Despite the predictions of polls, of mainstream media, of common sense: Trump beat Hillary. And he did it on half the budget. Not since Carter defeated Ford in 1976 has the presidency gone to the candidate who spent less; but then again, never before have social media and digital marketing played such a central role in a presidential race. In what’s being called the first social media election, Trump’s unconventional campaign was as disruptive as the man himself, and ultimately won the day over Hillary’s more traditional tactics. What did his campaign do right?
Harnessing the power of real-time communication to monopolise attention
Trump and his team are champions of Twitter. By election day, @realDonaldTrump had over 14 million followers to Hillary’s 11 million – now at 15.3 and counting. Trump gained an edge by using social media to keep the conversation all about him at all times. During his campaign, he tweeted with incessant frequency, syncing tweets with rallies and events so that his Twitter acted as a constant live-feed of his sayings and doings. Hillary’s Twitter game suffered from being neither as aggressive, nor as integrated with real-life events, and from lacking a distinctive voice.
Free media works better than paid advertising
This has long been evident, but Trump’s victory is the single most astonishing demonstration of the power of this truism. Hillary’s campaign represents the utmost efforts of traditional advertising, on which she spent $141.7 million. She enlisted A-list royalty such as Beyoncé to evangelise her message; one video, directed by Joss Whedon, literally featured dozens of celebrities lampshading their own celebrity status. It’s Big Advertising in a nutshell.
In contrast, Trump spent a mere $58.8 million on traditional advertising – and didn’t do any at all until August. He didn’t need to: he’s a content-generating machine, a walking, talking, viral meme. In the form of controversial sound bytes, he relentlessly bombarded the world with content so shareable it earned him $5 billion in free coverage. As he himself remarked in an interview with CNS last week:
“The fact that I have such power in terms of numbers with Facebook, Twitter, Instagram, etc., I think it helped me win all of these races where they’re spending more money than I spent. And I won. I think social media has more power than the money they spent, and I think maybe to a certain extent, I proved that.”
You can take issue with almost everything the man says, but this, at least, doesn’t brook much argument.
Being smart with Facebook
Facebook’s influence on this election cannot be underestimated. It played a central role in the strategy of Brad Parscale, the mastermind behind Trump’s digital operation, and was particularly critical in expanding Trump’s outreach at the start of his campaign. Parscale was initially given a small budget to achieve this and spent it all on Facebook, buying $2 million in ads which he optimised using the network’s marketing tools: notably, the “Lookalike Audiences” feature to identify new target pools, and the “brand-lift” survey tool to assess the effectiveness of ads.
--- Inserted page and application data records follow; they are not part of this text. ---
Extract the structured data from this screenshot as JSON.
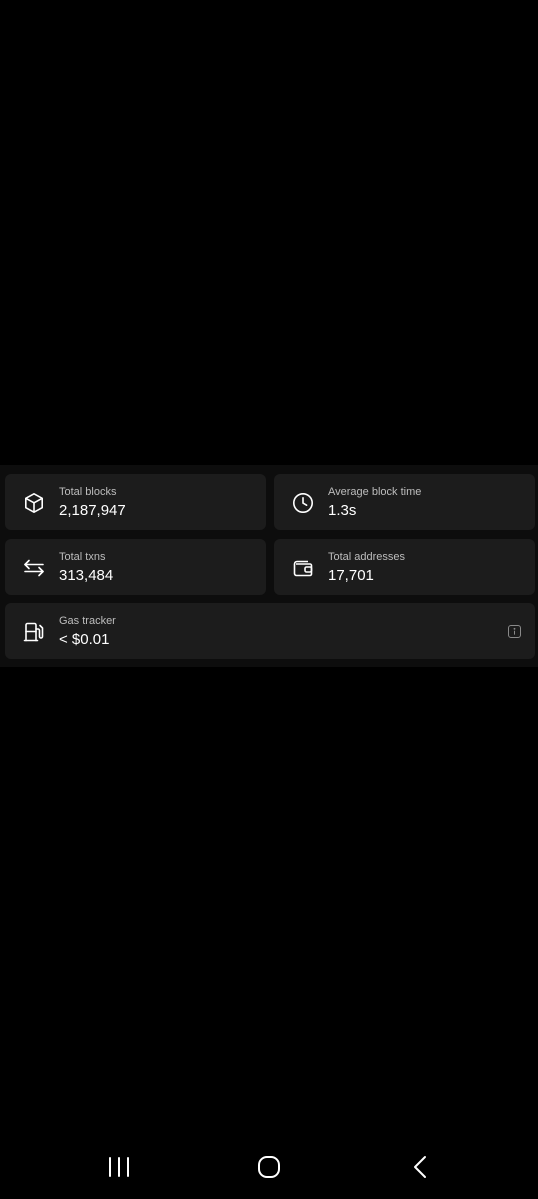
{
  "stats": {
    "total_blocks": {
      "label": "Total blocks",
      "value": "2,187,947",
      "icon": "cube-icon"
    },
    "average_block_time": {
      "label": "Average block time",
      "value": "1.3s",
      "icon": "clock-icon"
    },
    "total_txns": {
      "label": "Total txns",
      "value": "313,484",
      "icon": "transfer-arrows-icon"
    },
    "total_addresses": {
      "label": "Total addresses",
      "value": "17,701",
      "icon": "wallet-icon"
    },
    "gas_tracker": {
      "label": "Gas tracker",
      "value": "< $0.01",
      "icon": "gas-pump-icon",
      "info_icon": "info-icon"
    }
  },
  "nav_bar": {
    "buttons": [
      "recent-apps-icon",
      "home-icon",
      "back-icon"
    ]
  },
  "colors": {
    "background": "#000000",
    "panel": "#0d0d0d",
    "card": "#1c1c1c",
    "label": "#bdbdbd",
    "value": "#ffffff"
  }
}
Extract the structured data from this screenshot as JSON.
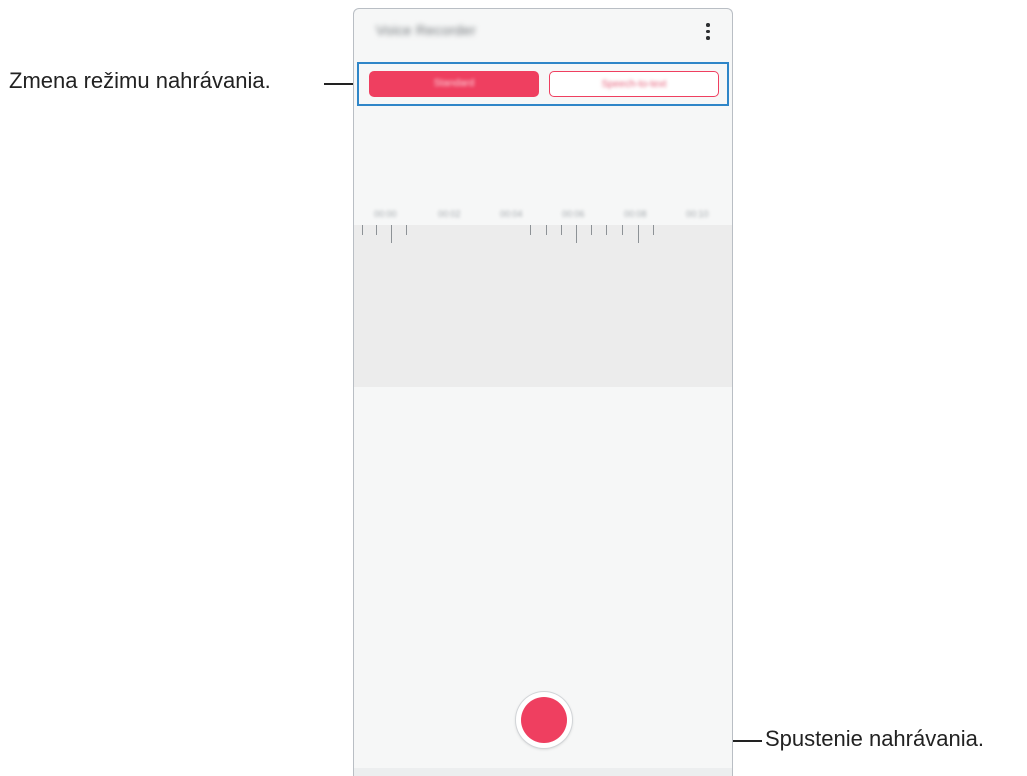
{
  "app": {
    "title": "Voice Recorder"
  },
  "modes": {
    "standard_label": "Standard",
    "speech_to_text_label": "Speech-to-text",
    "active": "Standard"
  },
  "timeline": {
    "labels": [
      "00:00",
      "00:02",
      "00:04",
      "00:06",
      "00:08",
      "00:10"
    ]
  },
  "callouts": {
    "mode_change": "Zmena režimu nahrávania.",
    "start_recording": "Spustenie nahrávania."
  },
  "colors": {
    "accent": "#ef3f60",
    "highlight_frame": "#2f86c8"
  },
  "icons": {
    "menu": "more-vertical-icon",
    "record": "record-icon"
  }
}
Many supporters on Facebook were reached through “dark” posts, which are non-public and specifically targeted. Not only do these give advertisers direct control over who sees the ad, they’re also great for A/B testing. Parscale made the most of this by pitting design shops against one another in Apprentice-style rounds, eliminating designers whose ads tested poorly. The process of targeting, testing, and mobilising market competition among designers allowed Parscale’s team to continually hone their content so that as they ramped up their spending to $70 million a month, they could be sure they’d got the formula right.
Dark posts were also a key channel for a suppression operation that aimed to discourage likely Hillary supporters from voting. This targeted three main demographics: idealistic white liberals, young women, and African Americans. The extent to which this impacted votes remains to be seen; but focusing efforts not only on their own target audience but also that of their opponent represents another break from traditional campaigning.
Both figuratively and literally.
Trump’s campaign strategy was underpinned by the development of a database called Project Alamo. Early on, Parscale found that they were mostly preaching to the converted – those who already supported Trump – and he sought ways to locate and sway undecided voters.
Most of what they knew about Trump’s supporters came from requests for tickets to rallies. EventBrite, the ticketing system they’d been using, wasn’t giving them the information they needed and was also susceptible to protestor requests. So Parscale built his own system which collected email addresses, phone numbers, contact info and credit card numbers – as well as winnowing out false requests. Through this system, they were able to identify an untapped mine of 13.5 million undecided voters in 16 battleground states.
With this as their basis, they joined forces with Cambridge Analytica (who also worked on the Leave campaign), and used their statistical models to target likely supporters on Facebook. They also bought email-lists from Gingrich and Tea Party groups to widen their net even further.
Once Trump secured the nomination, Parscale cut a deal with the Republican National Committee, gaining access to their email-list of over 6 million supporters. But Trump came out the winner in that negotiation.
This rich pool of resources fed the data-hungry beast of Project Alamo, which at 14 million email addresses now dwarfs the RNC’s list – and because Trump was self-funded, the RNC can’t touch it. It all belongs to him.
Data not only helped Trump to win the most exalted position in the world; it’s also amassed into an extremely valuable asset in and of itself, which he can exploit as he pleases. He’s hinted he might use it to launch a Trump TV network. Let that happy image sink in.